The Appearance of Witchcraft
Print and Visual Culture in Sixteenth-Century Europe
Shortlisted for the 2008 Katharine Briggs Award.
For centuries the witch has been a powerful figure in the European imagination; but the creation of this figure has been hidden from our view. Charles Zika’s groundbreaking study investigates how the visual image of the witch was created in late fifteenth- and sixteenth-century Europe. He charts the development of the witch as a new visual subject, showing how the traditional imagery of magic and sorcery of medieval Europe was transformed into the sensationalist depictions of witches in the pamphlets and prints of the sixteenth century.

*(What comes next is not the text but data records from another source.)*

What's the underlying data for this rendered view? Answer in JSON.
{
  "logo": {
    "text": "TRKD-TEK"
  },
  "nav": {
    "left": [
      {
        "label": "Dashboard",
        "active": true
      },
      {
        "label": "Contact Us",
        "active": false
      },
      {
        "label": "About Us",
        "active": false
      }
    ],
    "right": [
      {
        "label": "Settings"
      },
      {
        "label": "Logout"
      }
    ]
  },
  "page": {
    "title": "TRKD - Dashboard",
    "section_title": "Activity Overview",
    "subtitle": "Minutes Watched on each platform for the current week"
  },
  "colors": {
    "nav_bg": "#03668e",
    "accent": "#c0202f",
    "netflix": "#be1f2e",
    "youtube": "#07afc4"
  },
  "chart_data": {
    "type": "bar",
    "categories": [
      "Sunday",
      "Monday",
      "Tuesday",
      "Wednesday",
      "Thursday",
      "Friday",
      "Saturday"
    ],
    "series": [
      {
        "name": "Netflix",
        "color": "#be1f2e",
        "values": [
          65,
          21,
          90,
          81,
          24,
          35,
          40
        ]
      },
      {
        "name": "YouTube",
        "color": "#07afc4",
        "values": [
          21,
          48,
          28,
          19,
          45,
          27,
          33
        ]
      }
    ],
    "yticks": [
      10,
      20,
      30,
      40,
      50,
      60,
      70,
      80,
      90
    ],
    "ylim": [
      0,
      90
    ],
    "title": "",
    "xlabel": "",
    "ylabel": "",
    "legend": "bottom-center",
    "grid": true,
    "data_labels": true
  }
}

This book shows how artists and printers across the period developed key visual codes for witchcraft, such as the cauldron and the riding of animals. It demonstrates how influential these were in creating a new iconography for representing witchcraft, incorporating themes such as the power of female sexuality, male fantasy, moral reform, divine providence and punishment, the superstitions of non-Christian peoples and the cannibalism of the New World.
Lavishly illustrated and encompassing in its approach, The Appearance of Witchcraft is the first systematic study of the visual representation of witchcraft in the later fifteenth and sixteenth centuries. It will give the reader a unique insight into how the image of the witch evolved in the early modern world.
Table of Contents
Introduction Chapter 1. Fashioning a New Visual Language for Witchcraft Chapter 2. The Transformation of Sorcery and Magic in the Fifteenth Century Chapter 3. Witches’ Cauldrons and Women’s Bodies Chapter 4. Wild Riders, Popular Folklore and Moral Disorder Chapter 5. Transformation, Death and Sexuality in the Classical World Chapter 6. A Biblical Necromancer and Two Christian Saints Chapter 7. Reporting the News and Reading the Signs Chapter 8. On the Margins of Christian Europe
Charles Zika is Professor of History at the University of Melbourne. He researches the cultural and religious history of late medieval and early modern Europe. Among his publications are Exorcising our Demons: magic, witchcraft and visual culture in early modern Europe (2003).
'This long awaited book is the definitive history of the image of the witch in fifteenth and sixteenth century Europe. Zika's scholarship is extraordinary – he takes us through popular perceptions, iconography and intellectual history as he unravels the meanings of these compelling images. A masterly study, it will interest all historians of sexuality, art, and culture.' - Lyndal Roper, The University of Oxford
'This is a major reworking of the visual history of witchcraft and more comprehensive than anything that has gone before. The scholarship is exhaustive and impeccable throughout… It will be the standard work on the subject for many years.' - Stuart Clark, University of Swansea
'The imagery of early modern witchcraft has not had such a detailed study before, and thus Zika’s study is very welcome. His attention to both elite and popular versions of illustrations, and to the folklore of the period, make this an informative book on the folk beliefs of the time as well. The Appearance of Witchcraft is a book that anyone with an interest in witchcraft and supernatural belief in Europe or America should know.' - David Elton Gay, Indiana University